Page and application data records
= = = = = = =
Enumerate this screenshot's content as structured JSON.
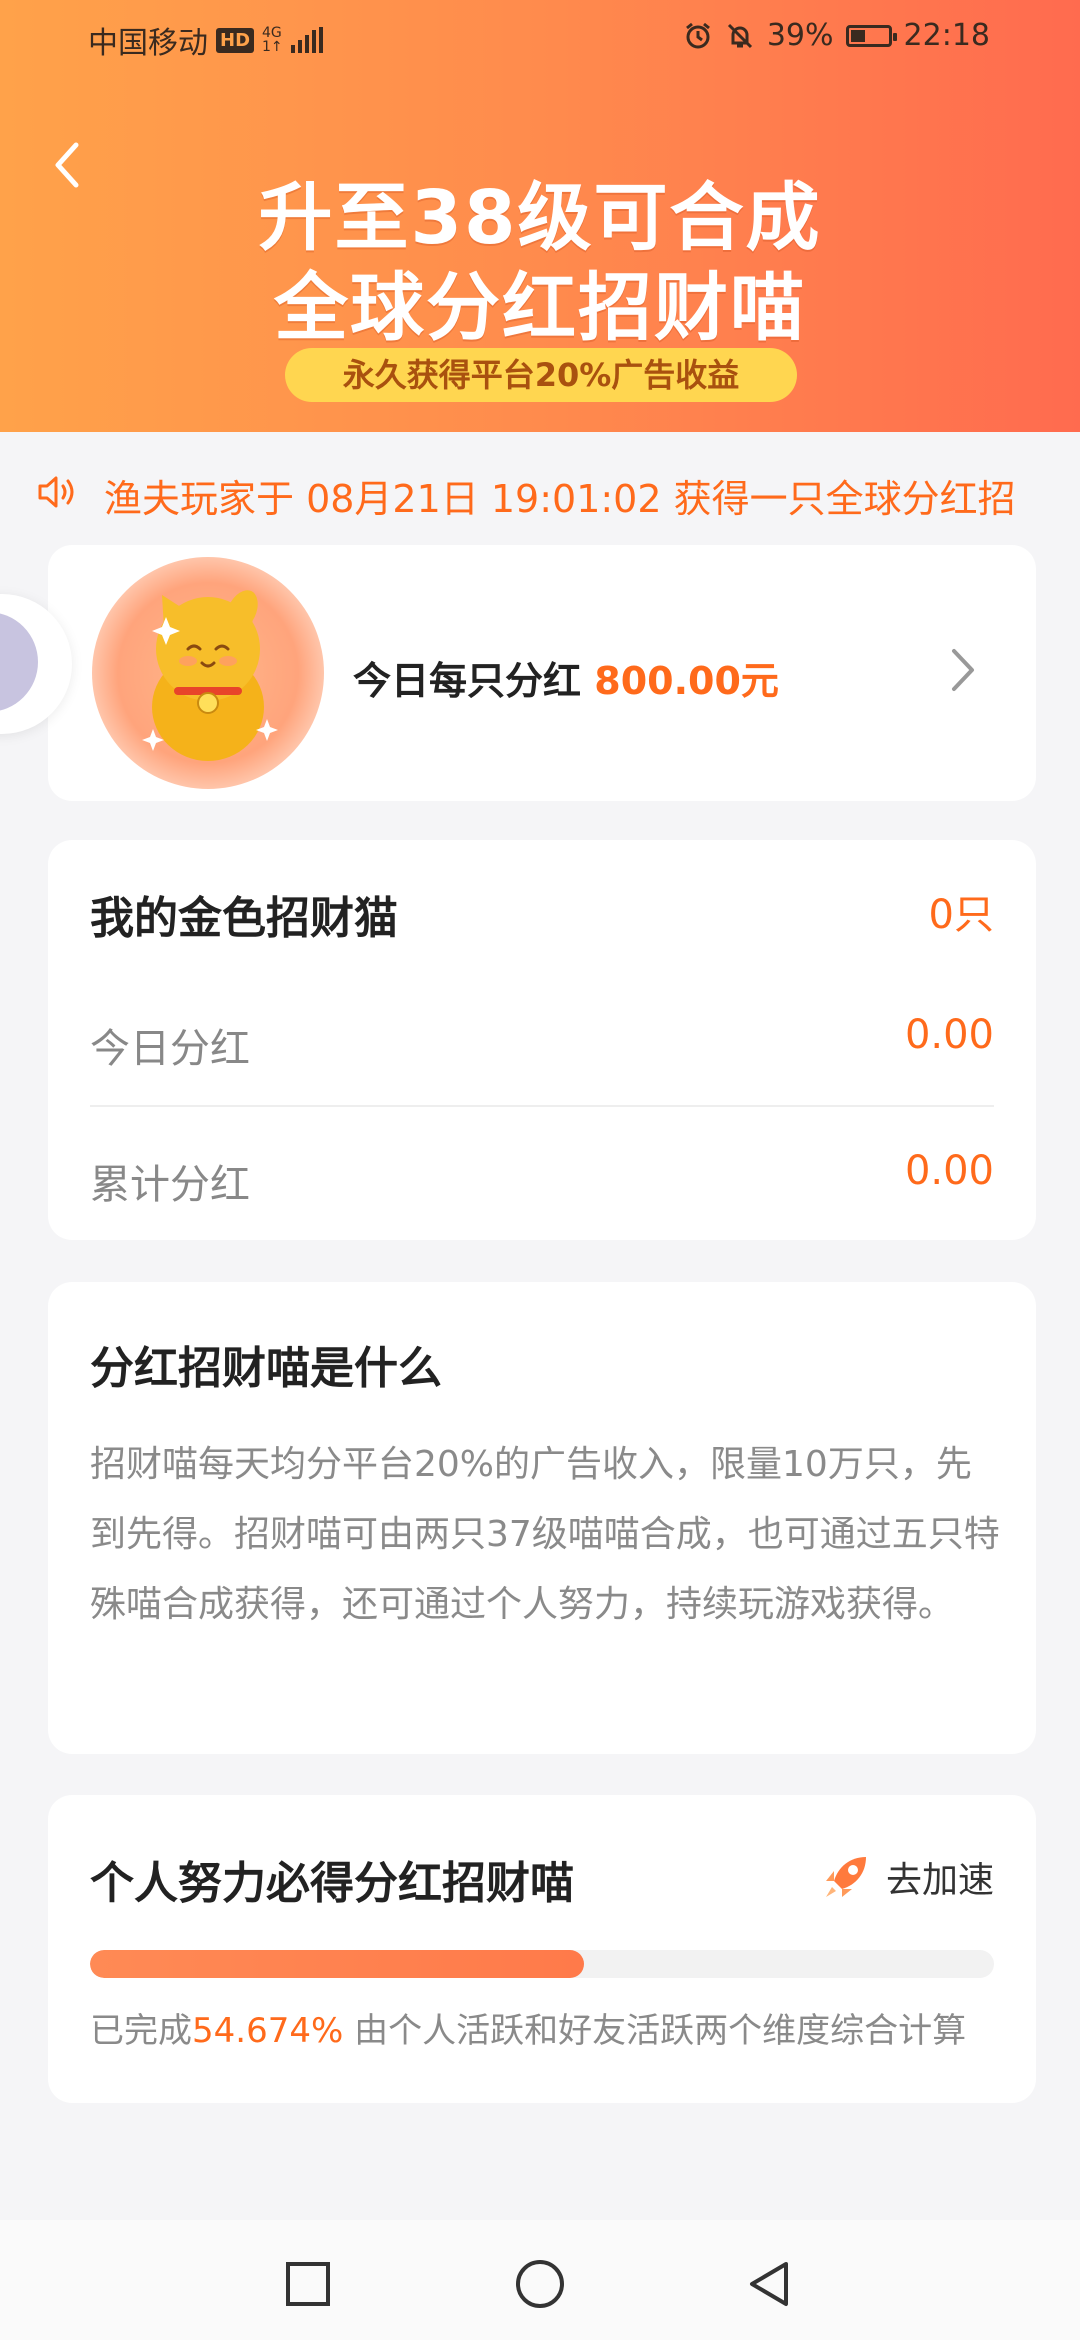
{
  "status": {
    "carrier": "中国移动",
    "hd": "HD",
    "net_top": "4G",
    "net_bottom": "1↑",
    "battery": "39%",
    "time": "22:18"
  },
  "header": {
    "title_line1": "升至38级可合成",
    "title_line2": "全球分红招财喵",
    "pill": "永久获得平台20%广告收益"
  },
  "marquee": {
    "text": "渔夫玩家于 08月21日 19:01:02 获得一只全球分红招"
  },
  "dividend": {
    "label": "今日每只分红",
    "amount": "800.00元"
  },
  "my_cats": {
    "title": "我的金色招财猫",
    "count": "0只",
    "today_label": "今日分红",
    "today_value": "0.00",
    "total_label": "累计分红",
    "total_value": "0.00"
  },
  "about": {
    "title": "分红招财喵是什么",
    "body": "招财喵每天均分平台20%的广告收入，限量10万只，先到先得。招财喵可由两只37级喵喵合成，也可通过五只特殊喵合成获得，还可通过个人努力，持续玩游戏获得。"
  },
  "effort": {
    "title": "个人努力必得分红招财喵",
    "speed_label": "去加速",
    "progress": 0.54674,
    "note_prefix": "已完成",
    "percent": "54.674%",
    "note_suffix": " 由个人活跃和好友活跃两个维度综合计算"
  },
  "colors": {
    "accent": "#ff6a1b",
    "header_start": "#ffa24a",
    "header_end": "#ff6b4f",
    "pill_bg": "#ffd650"
  }
}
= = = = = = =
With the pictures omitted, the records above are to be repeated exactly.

Reply:
Enumerate this screenshot's content as structured JSON.
{
  "status": {
    "carrier": "中国移动",
    "hd": "HD",
    "net_top": "4G",
    "net_bottom": "1↑",
    "battery": "39%",
    "time": "22:18"
  },
  "header": {
    "title_line1": "升至38级可合成",
    "title_line2": "全球分红招财喵",
    "pill": "永久获得平台20%广告收益"
  },
  "marquee": {
    "text": "渔夫玩家于 08月21日 19:01:02 获得一只全球分红招"
  },
  "dividend": {
    "label": "今日每只分红",
    "amount": "800.00元"
  },
  "my_cats": {
    "title": "我的金色招财猫",
    "count": "0只",
    "today_label": "今日分红",
    "today_value": "0.00",
    "total_label": "累计分红",
    "total_value": "0.00"
  },
  "about": {
    "title": "分红招财喵是什么",
    "body": "招财喵每天均分平台20%的广告收入，限量10万只，先到先得。招财喵可由两只37级喵喵合成，也可通过五只特殊喵合成获得，还可通过个人努力，持续玩游戏获得。"
  },
  "effort": {
    "title": "个人努力必得分红招财喵",
    "speed_label": "去加速",
    "progress": 0.54674,
    "note_prefix": "已完成",
    "percent": "54.674%",
    "note_suffix": " 由个人活跃和好友活跃两个维度综合计算"
  },
  "colors": {
    "accent": "#ff6a1b",
    "header_start": "#ffa24a",
    "header_end": "#ff6b4f",
    "pill_bg": "#ffd650"
  }
}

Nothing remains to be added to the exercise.